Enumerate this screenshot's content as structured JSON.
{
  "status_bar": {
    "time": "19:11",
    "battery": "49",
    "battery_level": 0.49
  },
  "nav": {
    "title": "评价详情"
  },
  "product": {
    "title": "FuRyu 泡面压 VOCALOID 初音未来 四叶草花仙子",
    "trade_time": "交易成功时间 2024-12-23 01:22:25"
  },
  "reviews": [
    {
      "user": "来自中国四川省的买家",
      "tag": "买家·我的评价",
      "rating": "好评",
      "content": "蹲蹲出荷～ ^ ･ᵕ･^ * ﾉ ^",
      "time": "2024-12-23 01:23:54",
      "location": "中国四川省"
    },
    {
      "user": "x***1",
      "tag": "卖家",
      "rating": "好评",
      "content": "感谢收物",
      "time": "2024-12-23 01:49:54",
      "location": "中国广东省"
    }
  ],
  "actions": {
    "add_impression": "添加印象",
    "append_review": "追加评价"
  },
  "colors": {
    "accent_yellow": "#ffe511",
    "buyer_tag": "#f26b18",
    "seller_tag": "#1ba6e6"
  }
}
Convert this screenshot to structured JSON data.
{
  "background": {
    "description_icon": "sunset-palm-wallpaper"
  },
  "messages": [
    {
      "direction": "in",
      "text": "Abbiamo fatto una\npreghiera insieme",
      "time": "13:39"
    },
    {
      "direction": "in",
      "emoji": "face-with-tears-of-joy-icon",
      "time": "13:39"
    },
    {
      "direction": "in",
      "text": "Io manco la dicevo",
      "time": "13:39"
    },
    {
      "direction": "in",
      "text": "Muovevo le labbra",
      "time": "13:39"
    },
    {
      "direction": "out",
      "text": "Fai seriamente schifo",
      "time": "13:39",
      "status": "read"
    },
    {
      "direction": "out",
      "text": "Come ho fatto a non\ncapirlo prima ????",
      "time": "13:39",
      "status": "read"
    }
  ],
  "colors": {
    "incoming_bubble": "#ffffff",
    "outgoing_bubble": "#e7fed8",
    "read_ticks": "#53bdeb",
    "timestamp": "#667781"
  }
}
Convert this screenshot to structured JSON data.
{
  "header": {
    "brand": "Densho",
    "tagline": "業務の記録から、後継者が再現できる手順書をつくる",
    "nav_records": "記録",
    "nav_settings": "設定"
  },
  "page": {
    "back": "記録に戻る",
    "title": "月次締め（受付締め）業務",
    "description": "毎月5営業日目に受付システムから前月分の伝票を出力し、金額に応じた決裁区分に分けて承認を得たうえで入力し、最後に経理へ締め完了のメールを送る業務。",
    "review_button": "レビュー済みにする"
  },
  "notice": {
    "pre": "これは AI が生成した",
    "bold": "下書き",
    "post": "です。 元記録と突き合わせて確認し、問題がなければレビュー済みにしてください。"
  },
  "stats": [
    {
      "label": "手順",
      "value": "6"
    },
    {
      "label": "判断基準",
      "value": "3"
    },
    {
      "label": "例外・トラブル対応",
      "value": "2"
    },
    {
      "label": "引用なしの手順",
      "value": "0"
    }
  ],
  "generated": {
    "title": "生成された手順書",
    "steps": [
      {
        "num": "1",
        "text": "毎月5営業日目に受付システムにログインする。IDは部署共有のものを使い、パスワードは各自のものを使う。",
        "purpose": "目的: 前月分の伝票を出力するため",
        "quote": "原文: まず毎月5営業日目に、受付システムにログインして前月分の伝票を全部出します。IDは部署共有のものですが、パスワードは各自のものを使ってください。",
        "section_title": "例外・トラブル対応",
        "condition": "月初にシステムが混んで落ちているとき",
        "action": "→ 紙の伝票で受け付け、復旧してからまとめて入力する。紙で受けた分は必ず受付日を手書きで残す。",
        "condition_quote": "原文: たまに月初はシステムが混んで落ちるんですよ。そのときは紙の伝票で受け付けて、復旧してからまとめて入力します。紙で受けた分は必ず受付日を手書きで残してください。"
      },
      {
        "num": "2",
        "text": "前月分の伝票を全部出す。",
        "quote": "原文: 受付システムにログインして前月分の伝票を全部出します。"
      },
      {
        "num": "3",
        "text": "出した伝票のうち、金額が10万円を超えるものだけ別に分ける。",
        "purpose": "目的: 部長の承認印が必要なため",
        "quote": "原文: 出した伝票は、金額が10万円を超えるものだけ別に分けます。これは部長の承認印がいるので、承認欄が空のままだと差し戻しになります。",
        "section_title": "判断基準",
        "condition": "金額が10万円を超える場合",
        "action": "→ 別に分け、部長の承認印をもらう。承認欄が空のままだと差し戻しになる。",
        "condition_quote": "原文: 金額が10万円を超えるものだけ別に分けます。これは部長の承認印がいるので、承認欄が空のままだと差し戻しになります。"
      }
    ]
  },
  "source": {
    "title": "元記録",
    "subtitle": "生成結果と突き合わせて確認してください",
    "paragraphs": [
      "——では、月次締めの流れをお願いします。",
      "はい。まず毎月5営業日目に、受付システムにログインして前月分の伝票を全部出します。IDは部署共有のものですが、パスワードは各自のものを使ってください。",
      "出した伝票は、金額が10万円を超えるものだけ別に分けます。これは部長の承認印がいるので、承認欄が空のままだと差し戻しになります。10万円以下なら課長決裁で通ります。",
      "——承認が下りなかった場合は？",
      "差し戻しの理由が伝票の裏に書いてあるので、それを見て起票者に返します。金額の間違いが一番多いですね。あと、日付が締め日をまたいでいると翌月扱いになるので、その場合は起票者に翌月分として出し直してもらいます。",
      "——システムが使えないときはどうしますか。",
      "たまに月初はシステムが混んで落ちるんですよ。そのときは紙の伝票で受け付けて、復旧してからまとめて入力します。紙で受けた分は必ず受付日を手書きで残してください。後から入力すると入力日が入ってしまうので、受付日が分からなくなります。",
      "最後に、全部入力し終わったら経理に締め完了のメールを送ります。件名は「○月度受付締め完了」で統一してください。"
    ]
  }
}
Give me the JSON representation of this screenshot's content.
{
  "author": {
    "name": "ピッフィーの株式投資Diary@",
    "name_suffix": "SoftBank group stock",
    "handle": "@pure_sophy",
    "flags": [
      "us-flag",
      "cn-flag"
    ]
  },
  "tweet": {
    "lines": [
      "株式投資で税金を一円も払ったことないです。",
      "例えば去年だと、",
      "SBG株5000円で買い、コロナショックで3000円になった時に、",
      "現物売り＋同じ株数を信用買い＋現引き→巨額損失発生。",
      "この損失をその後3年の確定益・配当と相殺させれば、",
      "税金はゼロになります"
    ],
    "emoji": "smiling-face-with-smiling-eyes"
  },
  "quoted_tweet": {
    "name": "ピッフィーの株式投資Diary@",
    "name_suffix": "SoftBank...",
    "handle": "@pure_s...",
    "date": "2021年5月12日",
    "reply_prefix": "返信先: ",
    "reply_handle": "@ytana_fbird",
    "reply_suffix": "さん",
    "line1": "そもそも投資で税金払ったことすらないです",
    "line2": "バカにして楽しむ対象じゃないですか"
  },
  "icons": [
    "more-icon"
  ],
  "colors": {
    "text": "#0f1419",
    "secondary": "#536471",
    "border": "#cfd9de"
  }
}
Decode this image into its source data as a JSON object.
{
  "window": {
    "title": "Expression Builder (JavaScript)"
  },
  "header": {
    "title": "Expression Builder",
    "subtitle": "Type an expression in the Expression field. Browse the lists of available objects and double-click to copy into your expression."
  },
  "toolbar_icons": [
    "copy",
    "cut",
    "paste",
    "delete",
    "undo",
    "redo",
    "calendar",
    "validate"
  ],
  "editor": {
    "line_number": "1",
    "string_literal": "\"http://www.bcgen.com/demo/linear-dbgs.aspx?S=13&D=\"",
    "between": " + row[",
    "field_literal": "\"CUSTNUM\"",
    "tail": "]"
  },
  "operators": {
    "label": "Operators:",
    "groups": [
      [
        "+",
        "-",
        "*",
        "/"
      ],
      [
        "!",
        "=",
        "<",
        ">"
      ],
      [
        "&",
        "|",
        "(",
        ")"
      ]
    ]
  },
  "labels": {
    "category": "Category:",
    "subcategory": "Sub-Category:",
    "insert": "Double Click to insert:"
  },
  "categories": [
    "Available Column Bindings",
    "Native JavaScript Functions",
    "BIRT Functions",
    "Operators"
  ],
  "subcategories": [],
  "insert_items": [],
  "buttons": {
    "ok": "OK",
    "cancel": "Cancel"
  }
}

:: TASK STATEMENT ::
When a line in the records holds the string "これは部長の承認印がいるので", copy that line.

:: FINISHED TASK ::
        "quote": "原文: 出した伝票は、金額が10万円を超えるものだけ別に分けます。これは部長の承認印がいるので、承認欄が空のままだと差し戻しになります。",
        "condition_quote": "原文: 金額が10万円を超えるものだけ別に分けます。これは部長の承認印がいるので、承認欄が空のままだと差し戻しになります。"
      "出した伝票は、金額が10万円を超えるものだけ別に分けます。これは部長の承認印がいるので、承認欄が空のままだと差し戻しになります。10万円以下なら課長決裁で通ります。",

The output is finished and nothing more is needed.